Creating a Moodboard For Your Brand (And Why It’s Important!)
At the beginning of every design project, I sit down with by Pinterest browser open and search for images that align with the vision for that particular project. Even though I’ve typically already had a conversation with my client, had my client do homework, this last step is so integral to getting the design project aligned with my client’s vision.
In my meetings and on the client homework, I get a written out version of what my client is envisioning. There’s typically some generic adjectives that come up, for example, modern, feminine, clean, minimal, etc, but these don’t necessarily mean the same thing to me as they might to you. This is where a moodboard becomes so helpful. Doing this first, before starting on any design, can alleviate any confusion on what type of mood you are trying to create through your new branding project.
It’s much more than a collection of pretty photos. An inspiration board ensures that my client and I are on the same page visually, it sets the tone for the branding project, aides in creating consistency throughout the full branding project, and even informs color palette.
If you’re DIY’ing your brand, it’s important that you do not skip this step! Here’s how you can create a moodboard:
- First, just pin anything that resonates with you for your brand. Don’t worry if they don’t all seem to fit together quite yet.
- Once you have a good selection of images, go through and look for a common theme through them. Are they all using dark tones and have a moody feel, or are they bright and cheerful? Find the common theme, and start to choose the ones that exemplify that theme the most.
- Look for common color themes in the photos as well. Do they all use metallic? Do they all have a shade of green in them? Our brain will often subconsciously select images with common themes, and you may not even realize it!

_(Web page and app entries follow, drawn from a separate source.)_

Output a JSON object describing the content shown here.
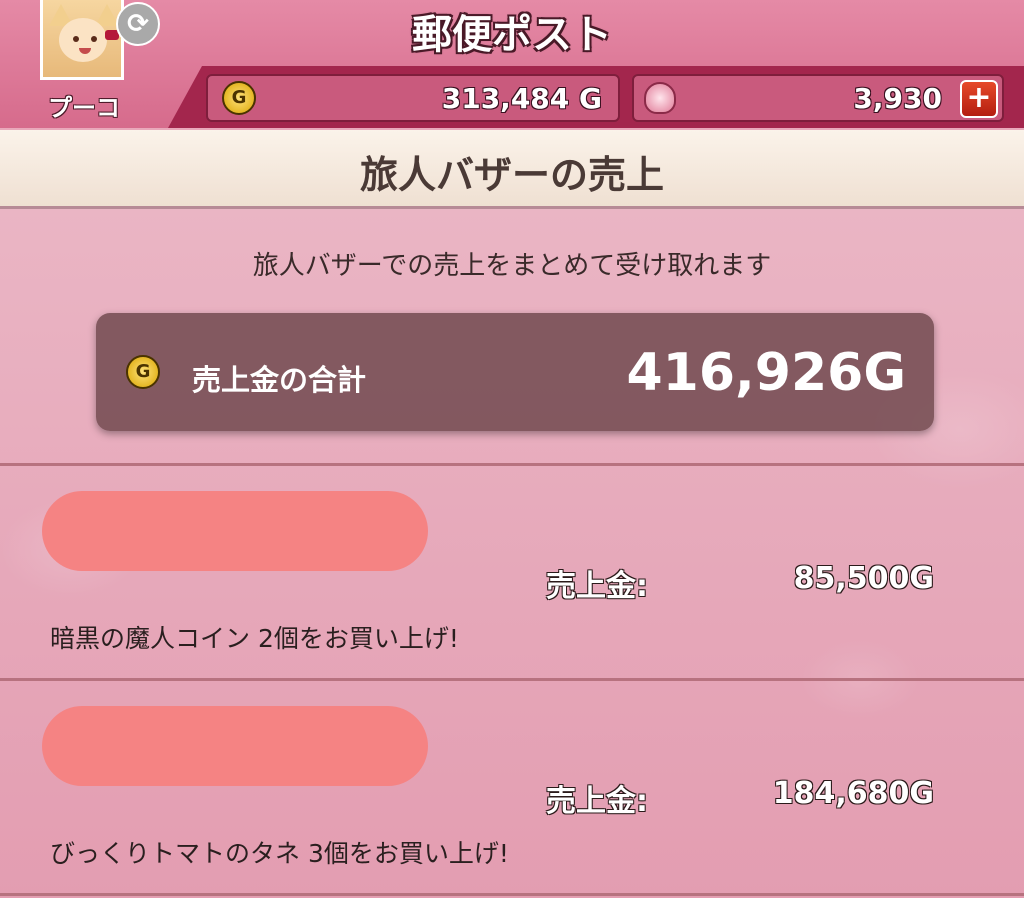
{
  "header": {
    "title": "郵便ポスト",
    "player_name": "プーコ",
    "swap_icon": "refresh-icon",
    "gold_amount": "313,484 G",
    "gem_amount": "3,930",
    "plus_symbol": "+"
  },
  "section": {
    "title": "旅人バザーの売上"
  },
  "main": {
    "instruction": "旅人バザーでの売上をまとめて受け取れます",
    "coin_symbol": "G",
    "total_label": "売上金の合計",
    "total_value": "416,926G",
    "sales": [
      {
        "label": "売上金:",
        "value": "85,500G",
        "description": "暗黒の魔人コイン 2個をお買い上げ!"
      },
      {
        "label": "売上金:",
        "value": "184,680G",
        "description": "びっくりトマトのタネ 3個をお買い上げ!"
      }
    ]
  },
  "colors": {
    "header_pink": "#d66b8c",
    "currency_bar": "#a3264d",
    "redaction": "#f58383",
    "plus_button": "#d0301a"
  }
}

- Lastly, choose 5-8 photos that exemplify this theme the most, and voila!, you have your new inspiration board.
Use your moodboard to inform everything else about your brand: your logo, business cards, color palette, brochures, website, etc. If you are working with a designer to build your brand, then they’ll be able to use this as a tool to create a consistent brand and make sure you are over the moon with your new visual identity.
I’d love to hear what you think about moodboards.
Have you ever heard of a moodboard? How could a moodboard help you feel more comfortable and confident with your brand visuals?
Share your thoughts below; I’d love to hear from you!